A proprietary red blend composed of 42% Merlot, 30% Petite Sirah, 19% Cabernet, and 9% Malbec, this wine is built to last for a decade or more. Aged for 18 months in a mix of new and used oak, this wine shows Old World flavors and New World tannins with a silky, spicy finish.
Ed Vinson’s Pick of The Month
Sterling “Iridium” Cabernet Sauvignon
Enjoy one of the most beautiful bottles of Napa Valley Cabernet that is also one of the most delicious and massive. Iridium is Sterling Vineyards’ flagship Cabernet, aged in new French oak for 19 months! Afterward, it’s given an additional 17 months in the bottle. Cellar until 2026-2035 or decant and drink now. Either way, you are the winner!
Domaine de Pallus Chinon Les Penesees de Pallus 2015
Cabernet Franc from the Motherland! Pure Chinon through and through. Currant, black licorice, and black tea are all mixed up with superb acidity and grippy tannins. Enjoy now or let it lay down for a few years!
Damilano Barolo Cannubi 2012
When one thinks of tannin, Nebiolo should be the first wine to come to mind! Barolo, as the king it is, delivers on tannin like no other. Damilano’s Cannubi offering from 2012 is a perfect balance of power and elegance. Even though it’s not quite mature, this wine shines with dark fruit and earthy notes.
Bodegas Muga Selección Especial Reserva 2014
One of our favorite wines every year! Big and balanced with blackberry, pencil lead, and dark coffee.
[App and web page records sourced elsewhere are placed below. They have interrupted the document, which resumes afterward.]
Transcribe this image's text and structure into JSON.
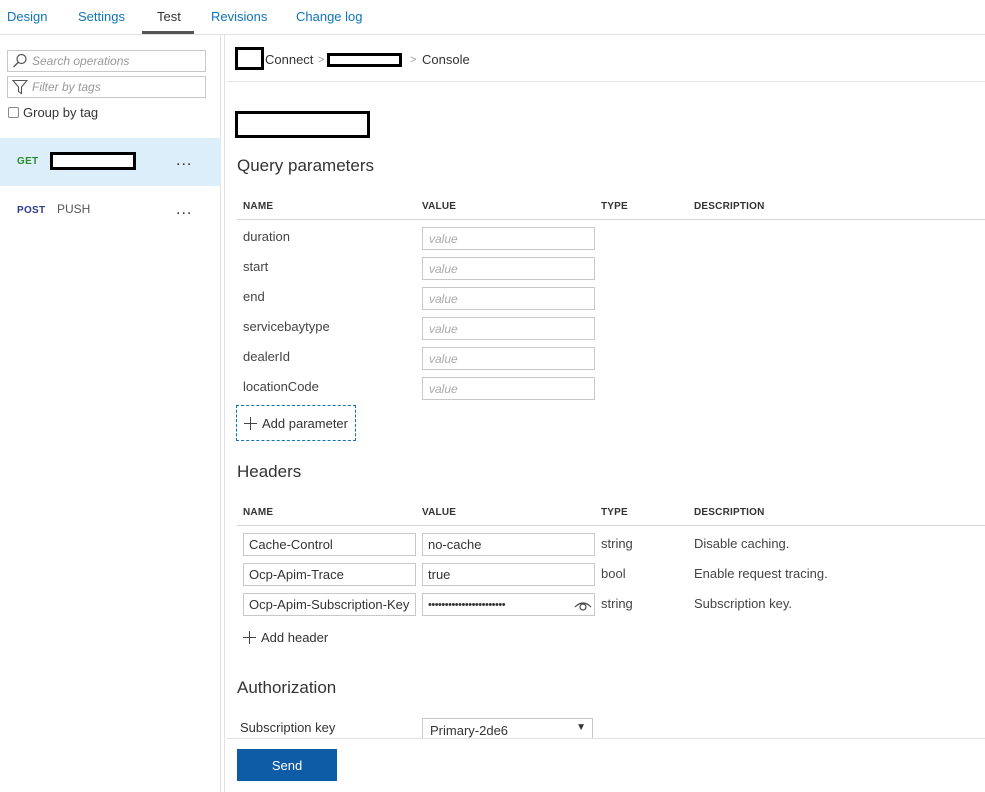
{
  "tabs": {
    "design": "Design",
    "settings": "Settings",
    "test": "Test",
    "revisions": "Revisions",
    "changelog": "Change log",
    "active": "Test"
  },
  "sidebar": {
    "search_placeholder": "Search operations",
    "filter_placeholder": "Filter by tags",
    "group_by_tag": "Group by tag",
    "operations": [
      {
        "method": "GET",
        "name": "",
        "more": "..."
      },
      {
        "method": "POST",
        "name": "PUSH",
        "more": "..."
      }
    ]
  },
  "breadcrumb": {
    "connect": "Connect",
    "sep": ">",
    "console": "Console"
  },
  "query": {
    "title": "Query parameters",
    "columns": {
      "name": "NAME",
      "value": "VALUE",
      "type": "TYPE",
      "description": "DESCRIPTION"
    },
    "params": [
      {
        "name": "duration",
        "placeholder": "value"
      },
      {
        "name": "start",
        "placeholder": "value"
      },
      {
        "name": "end",
        "placeholder": "value"
      },
      {
        "name": "servicebaytype",
        "placeholder": "value"
      },
      {
        "name": "dealerId",
        "placeholder": "value"
      },
      {
        "name": "locationCode",
        "placeholder": "value"
      }
    ],
    "add_label": "Add parameter"
  },
  "headers": {
    "title": "Headers",
    "columns": {
      "name": "NAME",
      "value": "VALUE",
      "type": "TYPE",
      "description": "DESCRIPTION"
    },
    "rows": [
      {
        "name": "Cache-Control",
        "value": "no-cache",
        "type": "string",
        "description": "Disable caching."
      },
      {
        "name": "Ocp-Apim-Trace",
        "value": "true",
        "type": "bool",
        "description": "Enable request tracing."
      },
      {
        "name": "Ocp-Apim-Subscription-Key",
        "value": "•••••••••••••••••••••••",
        "type": "string",
        "description": "Subscription key."
      }
    ],
    "add_label": "Add header"
  },
  "authorization": {
    "title": "Authorization",
    "subscription_label": "Subscription key",
    "selected": "Primary-2de6"
  },
  "send_label": "Send",
  "colors": {
    "accent": "#0e74bb",
    "send_bg": "#0e5ba6",
    "selected_row": "#ddeefb",
    "get": "#2b8a2b",
    "post": "#2d3a8c"
  }
}
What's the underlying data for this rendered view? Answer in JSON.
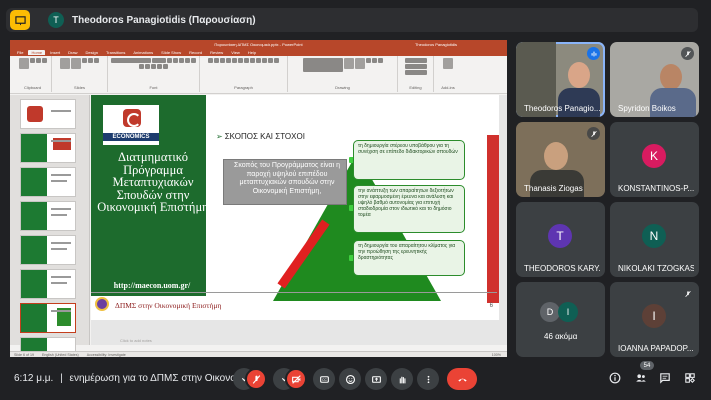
{
  "banner": {
    "avatar_letter": "T",
    "presenter": "Theodoros Panagiotidis (Παρουσίαση)"
  },
  "ppt": {
    "window_title": "Παρουσίαση ΔΠΜΣ Οικονομικά.pptx - PowerPoint",
    "user": "Theodoros Panagiotidis",
    "tabs": [
      "File",
      "Home",
      "Insert",
      "Draw",
      "Design",
      "Transitions",
      "Animations",
      "Slide Show",
      "Record",
      "Review",
      "View",
      "Help"
    ],
    "ribbon_groups": [
      "Clipboard",
      "Slides",
      "Font",
      "Paragraph",
      "Drawing",
      "Editing",
      "Add-ins"
    ],
    "notes_placeholder": "Click to add notes",
    "status": [
      "Slide 6 of 19",
      "English (United States)",
      "Accessibility: Investigate"
    ],
    "zoom": "100%"
  },
  "slide": {
    "logo_text": "ECONOMICS",
    "program_title": "Διατμηματικό Πρόγραμμα Μεταπτυχιακών Σπουδών στην Οικονομική Επιστήμη",
    "website": "http://maecon.uom.gr/",
    "heading": "ΣΚΟΠΟΣ ΚΑΙ ΣΤΟΧΟΙ",
    "aim": "Σκοπός του Προγράμματος είναι η παροχή υψηλού επιπέδου μεταπτυχιακών σπουδών στην Οικονομική Επιστήμη,",
    "goals": [
      "τη δημιουργία στέρεου υποβάθρου για τη συνέχιση σε επίπεδο διδακτορικών σπουδών",
      "την ανάπτυξη των απαραίτητων δεξιοτήτων στην εφαρμοσμένη έρευνα και ανάλυση και υψηλό βαθμό αυτονομίας για επιτυχή σταδιοδρομία στον ιδιωτικό και το δημόσιο τομέα",
      "τη δημιουργία του απαραίτητου κλίματος για την προώθηση της ερευνητικής δραστηριότητας"
    ],
    "footer": "ΔΠΜΣ στην Οικονομική Επιστήμη",
    "page_number": "6"
  },
  "participants": [
    {
      "name": "Theodoros Panagio...",
      "type": "video"
    },
    {
      "name": "Spyridon Boikos",
      "type": "video"
    },
    {
      "name": "Thanasis Ziogas",
      "type": "video"
    },
    {
      "name": "KONSTANTINOS-P...",
      "letter": "K",
      "color": "#d81b60"
    },
    {
      "name": "THEODOROS KARY...",
      "letter": "T",
      "color": "#5e35b1"
    },
    {
      "name": "NIKOLAKI TZOGKAS",
      "letter": "N",
      "color": "#0f5f54"
    },
    {
      "name": "46 ακόμα",
      "letters": [
        "D",
        "I"
      ],
      "colors": [
        "#5f6368",
        "#0f5f54"
      ]
    },
    {
      "name": "IOANNA PAPADOP...",
      "letter": "I",
      "color": "#5d4037"
    }
  ],
  "bottom": {
    "time": "6:12 μ.μ.",
    "separator": "|",
    "meeting": "ενημέρωση για το ΔΠΜΣ στην Οικονομι...",
    "participant_count": "54"
  },
  "colors": {
    "meet_bg": "#202124",
    "tile_bg": "#3c4043",
    "danger": "#ea4335",
    "slide_green": "#1d6b2d",
    "ppt_accent": "#b7472a"
  }
}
Medium tannin and mouth-watering acidity make for a truly special wine!
Bouza Tannat Reserva 2017
Tannat is not a very popular grape but it produces some of the most powerful wines in the world. Originally native to southern France, Tannat has found a new home in Uruguay. The Bouza family is leading the pack in premium Tannat production. Mulberry and blackberry notes are accompanied by flavors of smoked meat. Tannin is strong and linear. These wines will age forever!
At Jungle Jim’s International Market, we try to bring the world a little closer to you one glass at a time. We hope you enjoyed learning about acidity in your wine!
As always, check us out at Junglejims.com and visit our Facebook page to learn about our upcoming events. Stay tuned for our next episode, as you never know where we’ll take you next!
Your Friends in the Jungle Jim’s Wine Department